Monday, October 30, 2006

Polarizing Politics...and People

Interesting article in the New York Times (h/t to Ann Althouse). It seems that the old saying about not discussing religion or politics is coming back into vogue.

The article starts with a Democrat SAHM who hates George Bush and quit talking to her mother (who's a Republican) because of it:

“Things were getting to me, and it became such a moral litmus test that all I could think about was, ‘How can she support these people?’” said Ms. Langham.

The woman quit talking or e-mailing her mother for about a month before finally deciding she should act like an adult and follow Commandment No. 5: Respect your mother.

“Finally, it hit me that if one of us got hit by a bus tomorrow, I don’t want my final thought to be, ‘She supports George Bush,’ ” Ms. Langham said.

But they don't discuss politics or exchange those "cute" jokes one's friends like to send.

I have sympathy for Mrs. Langham, since I had a similar situation for years with my own red-blooded Republican parents when I was younger. Back in high school and college, when I thought I knew everything, I took enormous delight in my weekly bouts with my father over the content of 60 Minutes, which I insisted was playing it straight but my wise ol' dad knew better. We used to argue politics the way boxers box: a jab here, a jab there, then an uppercut when the opportunity struck.

Over the years, as I grew up, started a family, and began to scrutinize those left-leanings, my dad's love of Rush Limbaugh and FOX News became endearing quirks. I stopped arguing politics with my dad after my mother died, not so much because I agreed with him but spending loving time with him meant more to me than the politics. Eventually, with Bill Clinton's various scandals and abuse of the executive office, I became a Republican myself. Probably nothing made my dad happier (graduating law school might have been a close runner-up).

The interesting thing about the NYT article is the number of Democrats quoted as giving up hobbies and friendships because of politics. Before last week's dust-up with Echidne, I would have written off such behavior as anecdotal. But now, I realize that there are a whole lot of liberals (and maybe a few Republicans, although I haven't run into that phenomenon) who simply cannot debate and discuss politics without it devolving into name-calling, including accusations of being paid political operatives. Most telling was this passage:

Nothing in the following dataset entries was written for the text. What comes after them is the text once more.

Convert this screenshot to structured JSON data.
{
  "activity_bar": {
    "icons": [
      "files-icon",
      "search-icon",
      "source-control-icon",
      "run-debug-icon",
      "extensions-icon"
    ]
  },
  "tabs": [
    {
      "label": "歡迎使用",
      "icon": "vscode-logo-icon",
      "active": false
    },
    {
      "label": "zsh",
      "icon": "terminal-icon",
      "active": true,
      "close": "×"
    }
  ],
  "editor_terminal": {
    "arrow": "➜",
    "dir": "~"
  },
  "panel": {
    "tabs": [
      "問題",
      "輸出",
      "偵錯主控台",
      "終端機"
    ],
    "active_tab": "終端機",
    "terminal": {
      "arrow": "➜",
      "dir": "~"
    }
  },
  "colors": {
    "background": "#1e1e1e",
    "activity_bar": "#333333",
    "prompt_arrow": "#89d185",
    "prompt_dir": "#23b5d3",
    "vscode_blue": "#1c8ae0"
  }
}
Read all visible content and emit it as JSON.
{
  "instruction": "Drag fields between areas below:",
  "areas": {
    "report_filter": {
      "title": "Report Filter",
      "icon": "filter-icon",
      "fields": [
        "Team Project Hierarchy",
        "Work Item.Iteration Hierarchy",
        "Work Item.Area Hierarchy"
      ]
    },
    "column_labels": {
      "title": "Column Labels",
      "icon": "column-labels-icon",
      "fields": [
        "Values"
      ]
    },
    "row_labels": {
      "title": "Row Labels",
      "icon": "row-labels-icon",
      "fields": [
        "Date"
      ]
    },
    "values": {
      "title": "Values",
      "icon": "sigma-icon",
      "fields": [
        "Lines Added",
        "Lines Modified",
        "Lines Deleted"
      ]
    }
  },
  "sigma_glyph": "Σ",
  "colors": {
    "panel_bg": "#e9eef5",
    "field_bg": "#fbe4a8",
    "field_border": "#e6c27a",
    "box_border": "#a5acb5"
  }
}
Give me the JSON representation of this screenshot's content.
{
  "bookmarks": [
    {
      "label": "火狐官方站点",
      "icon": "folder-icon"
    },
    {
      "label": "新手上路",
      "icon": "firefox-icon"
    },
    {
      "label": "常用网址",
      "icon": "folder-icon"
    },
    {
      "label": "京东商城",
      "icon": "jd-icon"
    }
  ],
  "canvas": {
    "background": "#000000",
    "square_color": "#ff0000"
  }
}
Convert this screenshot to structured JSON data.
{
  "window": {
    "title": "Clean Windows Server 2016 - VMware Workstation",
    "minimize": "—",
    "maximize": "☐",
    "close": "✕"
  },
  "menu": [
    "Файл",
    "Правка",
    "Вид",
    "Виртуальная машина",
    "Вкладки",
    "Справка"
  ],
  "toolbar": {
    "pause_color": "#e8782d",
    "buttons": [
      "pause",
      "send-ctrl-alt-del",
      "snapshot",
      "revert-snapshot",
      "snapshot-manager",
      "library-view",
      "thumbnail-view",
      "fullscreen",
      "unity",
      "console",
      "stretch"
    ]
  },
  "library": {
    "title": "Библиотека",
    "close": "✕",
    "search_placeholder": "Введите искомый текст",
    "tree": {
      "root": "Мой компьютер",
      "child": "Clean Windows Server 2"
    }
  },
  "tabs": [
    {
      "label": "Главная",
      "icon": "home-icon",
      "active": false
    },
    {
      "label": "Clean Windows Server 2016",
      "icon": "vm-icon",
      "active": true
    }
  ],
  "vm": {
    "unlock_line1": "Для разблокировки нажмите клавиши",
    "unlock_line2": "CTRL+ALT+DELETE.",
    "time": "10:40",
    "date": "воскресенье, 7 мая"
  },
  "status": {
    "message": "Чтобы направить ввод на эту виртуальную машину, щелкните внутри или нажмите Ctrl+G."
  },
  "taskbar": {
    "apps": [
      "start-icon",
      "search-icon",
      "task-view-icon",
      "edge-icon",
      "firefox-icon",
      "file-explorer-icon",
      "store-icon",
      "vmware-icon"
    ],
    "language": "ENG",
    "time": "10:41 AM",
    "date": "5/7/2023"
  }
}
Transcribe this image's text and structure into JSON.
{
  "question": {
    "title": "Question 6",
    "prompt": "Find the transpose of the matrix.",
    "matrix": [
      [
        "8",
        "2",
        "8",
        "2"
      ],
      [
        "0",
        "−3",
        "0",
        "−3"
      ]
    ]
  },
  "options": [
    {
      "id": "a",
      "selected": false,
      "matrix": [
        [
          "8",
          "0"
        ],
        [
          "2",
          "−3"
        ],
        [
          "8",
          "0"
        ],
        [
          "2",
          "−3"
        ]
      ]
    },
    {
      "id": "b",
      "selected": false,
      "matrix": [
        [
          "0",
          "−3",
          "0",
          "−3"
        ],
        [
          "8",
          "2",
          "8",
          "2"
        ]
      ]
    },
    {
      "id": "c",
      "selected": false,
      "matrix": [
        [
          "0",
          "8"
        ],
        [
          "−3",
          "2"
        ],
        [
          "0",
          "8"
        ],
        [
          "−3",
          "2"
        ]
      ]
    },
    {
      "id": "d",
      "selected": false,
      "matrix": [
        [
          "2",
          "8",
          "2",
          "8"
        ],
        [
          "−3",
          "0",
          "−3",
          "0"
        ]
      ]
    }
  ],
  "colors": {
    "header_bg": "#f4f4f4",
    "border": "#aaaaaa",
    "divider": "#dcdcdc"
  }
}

Many people said they are simply tired of debating the policies that have split the country so thoroughly. They know where they stand; they know where their friends, neighbors and colleagues stand. Rather than shift their views or even play along in a show of tolerance, many said they have opted for retreat and the safe harbor of friends who agree.

This certainly seems to be true in the blogosphere, particularly on the left. Echidne once told me that righty blogs are just as bad, but I pointed out numerous examples for her of blogs that do not ban people for simply disagreeing with the host. She had no comment for that. My observations at her site and others leads me to believe that among the left, the idea of eviscerating one's political opponent has displaced exchanging ideas and debating. I'm now experimenting with new lefty blogs to see if my theory is correct. Stay tuned.